Damien Harris

Out of all the offseason storylines surrounding the Patriots, Harris’s year-two playing time garners the most questions of any player on the team. The 2019 third-round pick had a lot working against him as a rookie. For starters, he had four veterans ahead of him on the depth chart that all stayed healthy, meaning the opportunity never presented itself for Harris to break out. That put Harris on the James White, Shan Vereen plan learning behind the vets in his first season, which is standard for non-first round running backs under Belichick. The talk from the practice field was that Harris was still mentally grasping the Pats offense, from things like knowing his run reads and responsibilities in pass protection. Plus, Burkhead and Bolden’s value on special teams was important on game day. Still, Harris averaged three yards after contact per rush with an elusive rating of 60.0 during his rookie preseason, showing some impressive lateral cuts to slip tackles and versatility to do it all out of the backfield. Michel’s underwhelming second season opened the door for Harris. Based on his college and preseason tape, it’s time to see what the Alabama product can do.

J.J. Taylor

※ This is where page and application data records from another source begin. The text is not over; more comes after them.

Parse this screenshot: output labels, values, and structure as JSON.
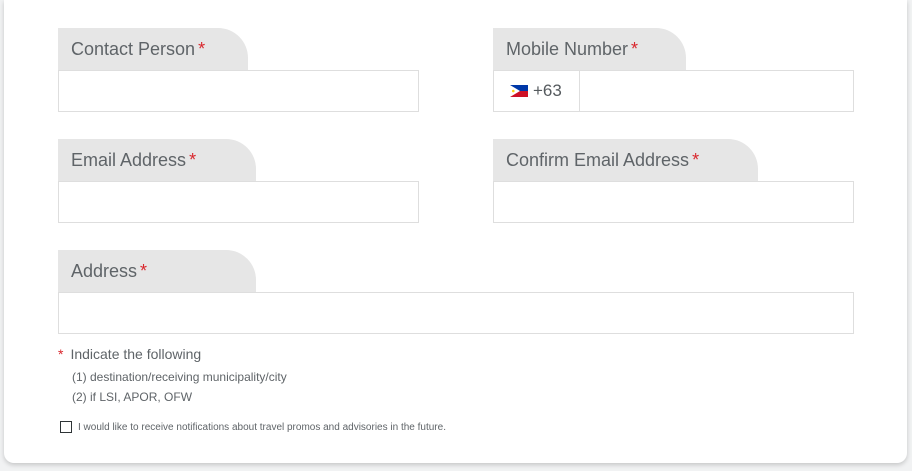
{
  "form": {
    "contact_person": {
      "label": "Contact Person",
      "required_mark": "*",
      "value": ""
    },
    "mobile_number": {
      "label": "Mobile Number",
      "required_mark": "*",
      "country_code": "+63",
      "flag": "philippines-flag-icon",
      "value": ""
    },
    "email_address": {
      "label": "Email Address",
      "required_mark": "*",
      "value": ""
    },
    "confirm_email_address": {
      "label": "Confirm Email Address",
      "required_mark": "*",
      "value": ""
    },
    "address": {
      "label": "Address",
      "required_mark": "*",
      "value": ""
    }
  },
  "note": {
    "required_mark": "*",
    "heading": "Indicate the following",
    "line1": "(1) destination/receiving municipality/city",
    "line2": "(2) if LSI, APOR, OFW"
  },
  "consent": {
    "label": "I would like to receive notifications about travel promos and advisories in the future.",
    "checked": false
  },
  "colors": {
    "tab_background": "#e6e6e6",
    "required": "#d9262c",
    "label_text": "#5f6468",
    "border": "#dedede"
  }
}
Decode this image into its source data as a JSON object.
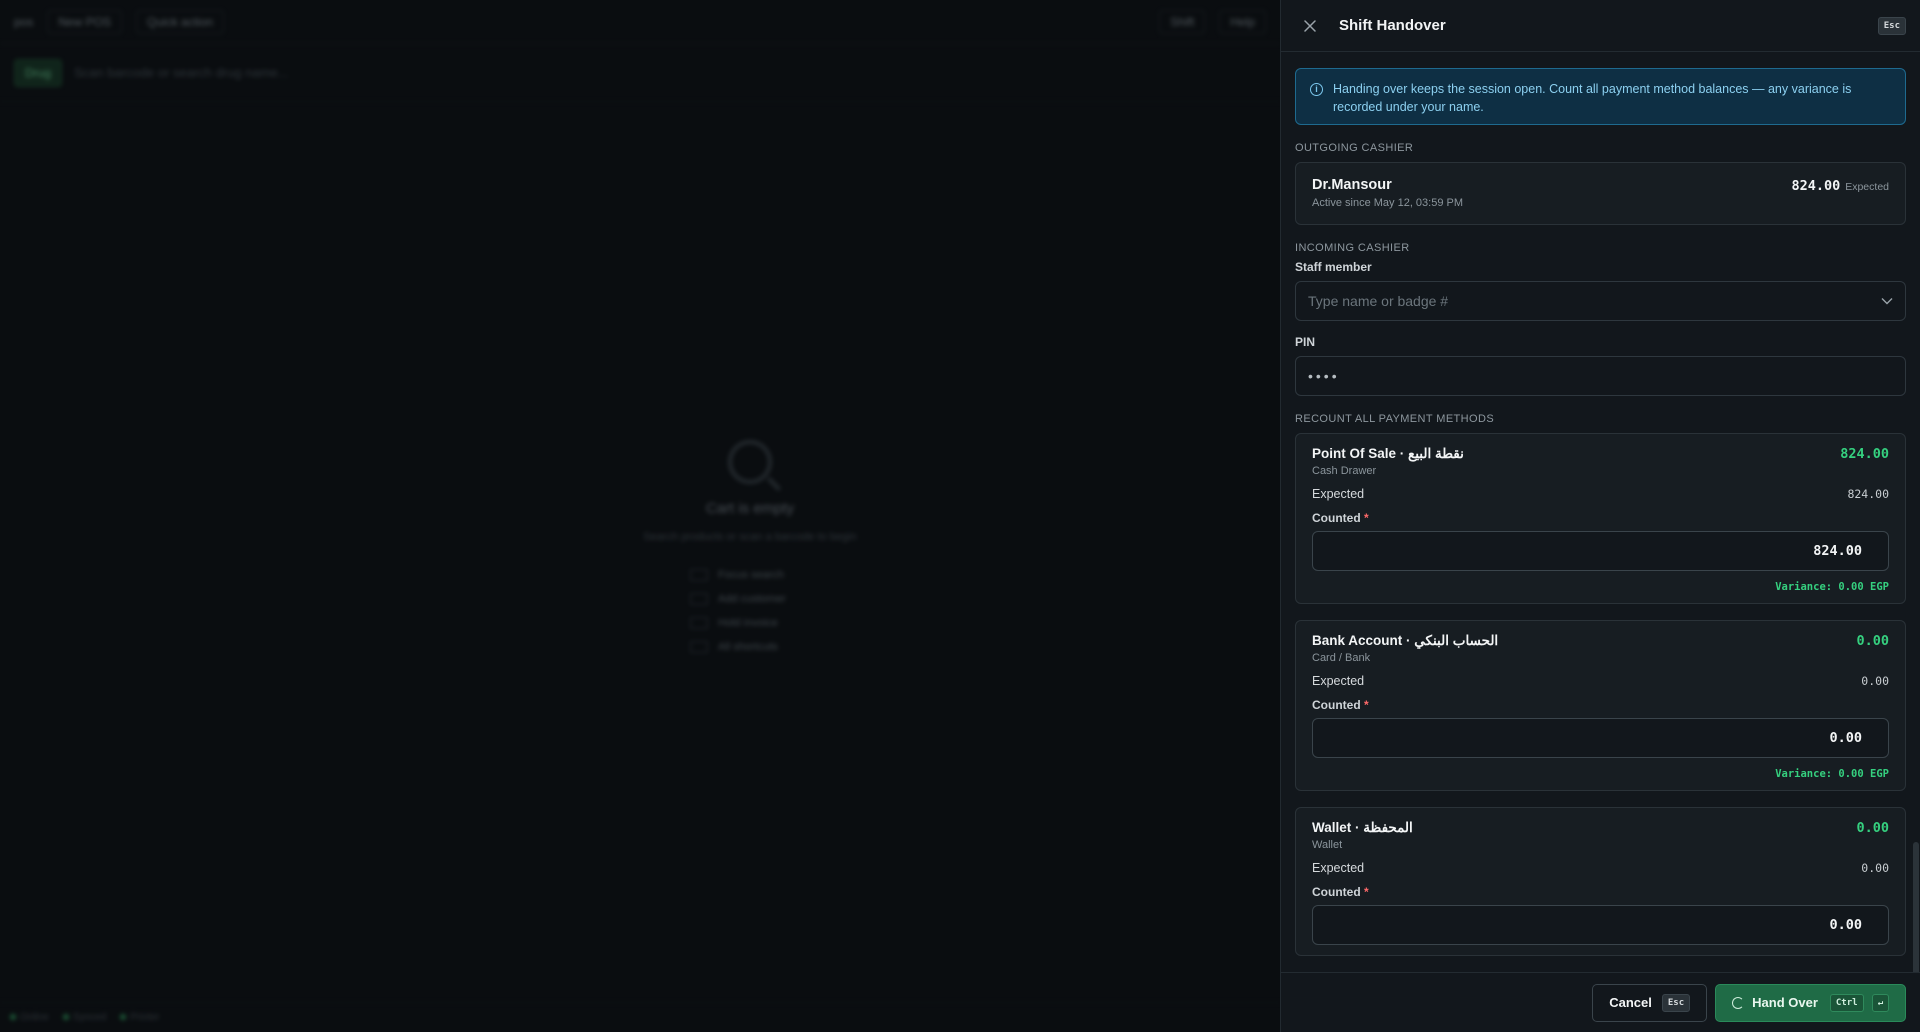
{
  "background": {
    "topbar": {
      "logo": "pos",
      "pill1": "New POS",
      "pill2": "Quick action",
      "right1": "Shift",
      "right2": "Help"
    },
    "chip": "Drug",
    "search_placeholder": "Scan barcode or search drug name...",
    "empty": {
      "title": "Cart is empty",
      "subtitle": "Search products or scan a barcode to begin",
      "shortcuts": [
        "Focus search",
        "Add customer",
        "Hold invoice",
        "All shortcuts"
      ]
    },
    "status": {
      "s1": "Online",
      "s2": "Synced",
      "s3": "Printer"
    }
  },
  "drawer": {
    "title": "Shift Handover",
    "esc_key": "Esc",
    "info": "Handing over keeps the session open. Count all payment method balances — any variance is recorded under your name.",
    "outgoing": {
      "label": "OUTGOING CASHIER",
      "name": "Dr.Mansour",
      "since": "Active since May 12, 03:59 PM",
      "amount": "824.00",
      "amount_label": "Expected"
    },
    "incoming": {
      "label": "INCOMING CASHIER",
      "staff_label": "Staff member",
      "staff_placeholder": "Type name or badge #",
      "pin_label": "PIN",
      "pin_value": "••••"
    },
    "recount_label": "RECOUNT ALL PAYMENT METHODS",
    "methods": [
      {
        "name": "Point Of Sale · نقطة البيع",
        "type": "Cash Drawer",
        "amount": "824.00",
        "expected_label": "Expected",
        "expected": "824.00",
        "counted_label": "Counted",
        "counted": "824.00",
        "variance": "Variance: 0.00 EGP"
      },
      {
        "name": "Bank Account · الحساب البنكي",
        "type": "Card / Bank",
        "amount": "0.00",
        "expected_label": "Expected",
        "expected": "0.00",
        "counted_label": "Counted",
        "counted": "0.00",
        "variance": "Variance: 0.00 EGP"
      },
      {
        "name": "Wallet · المحفظة",
        "type": "Wallet",
        "amount": "0.00",
        "expected_label": "Expected",
        "expected": "0.00",
        "counted_label": "Counted",
        "counted": "0.00",
        "variance": ""
      }
    ],
    "footer": {
      "cancel": "Cancel",
      "cancel_key": "Esc",
      "submit": "Hand Over",
      "submit_key1": "Ctrl",
      "submit_key2": "↵"
    }
  },
  "colors": {
    "accent_green": "#35d07f",
    "info_blue": "#1e6a8f",
    "primary_button": "#1f6b46"
  }
}
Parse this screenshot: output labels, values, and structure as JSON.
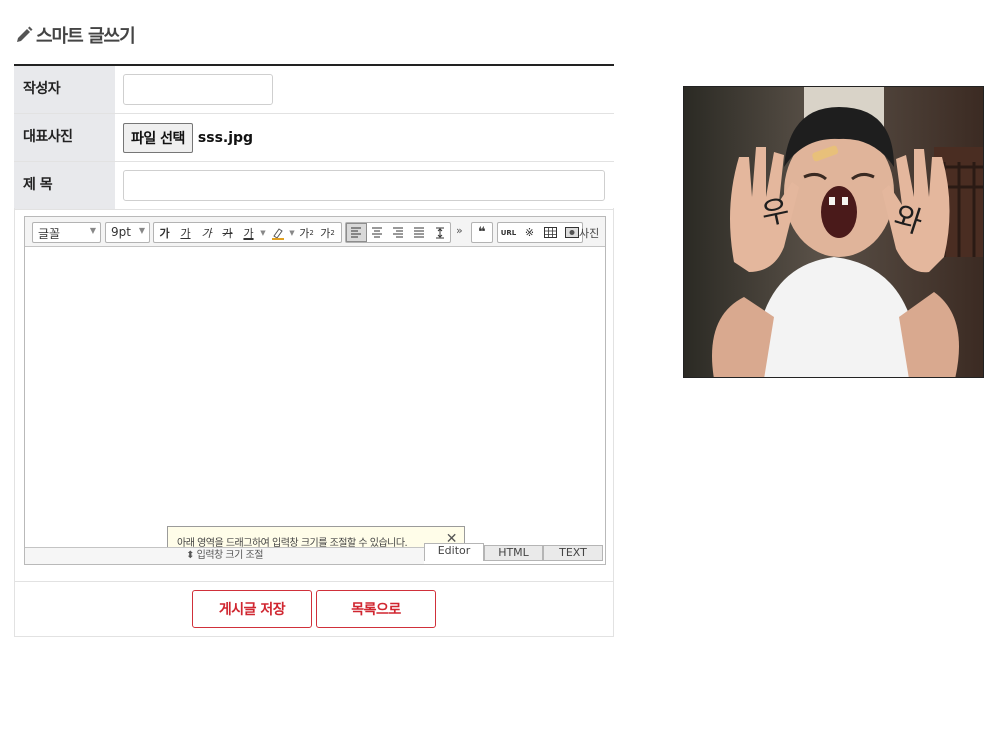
{
  "page": {
    "title": "스마트 글쓰기"
  },
  "form": {
    "author_label": "작성자",
    "author_value": "",
    "photo_label": "대표사진",
    "file_button": "파일 선택",
    "file_name": "sss.jpg",
    "title_label": "제 목",
    "title_value": ""
  },
  "editor": {
    "font_select": "글꼴",
    "size_select": "9pt",
    "format_buttons": [
      "가",
      "가",
      "가",
      "가",
      "가",
      "가",
      "가",
      "가"
    ],
    "more": "»",
    "photo": "사진",
    "tooltip": "아래 영역을 드래그하여 입력창 크기를 조절할 수 있습니다.",
    "resize_label": "⬍ 입력창 크기 조절",
    "tabs": [
      "Editor",
      "HTML",
      "TEXT"
    ],
    "active_tab": "Editor"
  },
  "actions": {
    "save": "게시글 저장",
    "list": "목록으로"
  },
  "colors": {
    "accent": "#d02630",
    "label_bg": "#e8e9ec",
    "tooltip_bg": "#fffde9"
  },
  "icons": [
    "pencil-icon",
    "close-icon",
    "quote-icon",
    "url-icon",
    "special-char-icon",
    "table-icon",
    "photo-icon"
  ]
}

Due to his size and playing style, it’s easy to see former Pats running back Dion Lewis in Taylor. Taylor is a compact runner that makes people miss in a phone booth with sharp jump cuts, terrific balance to stack multiple moves together, and more power than you’d expect for a 185-pound back. He’s also a threat as a pass-catcher and can contribute in the return game as well. The Arizona product had an uphill battle to make the roster due to New England’s depth at the position, but Bolden opting out presents him with an opportunity. If he can have a Lewis-like training camp where he bursts onto the scene, and maybe contribute as a returner where the Pats need to replace Bolden on kickoffs, he has a real shot at making the initial roster. If not, protecting him on the practice squad as a part of the coronavirus protocols makes a lot of sense. Taylor could be the Patriots’ third-down back of the future.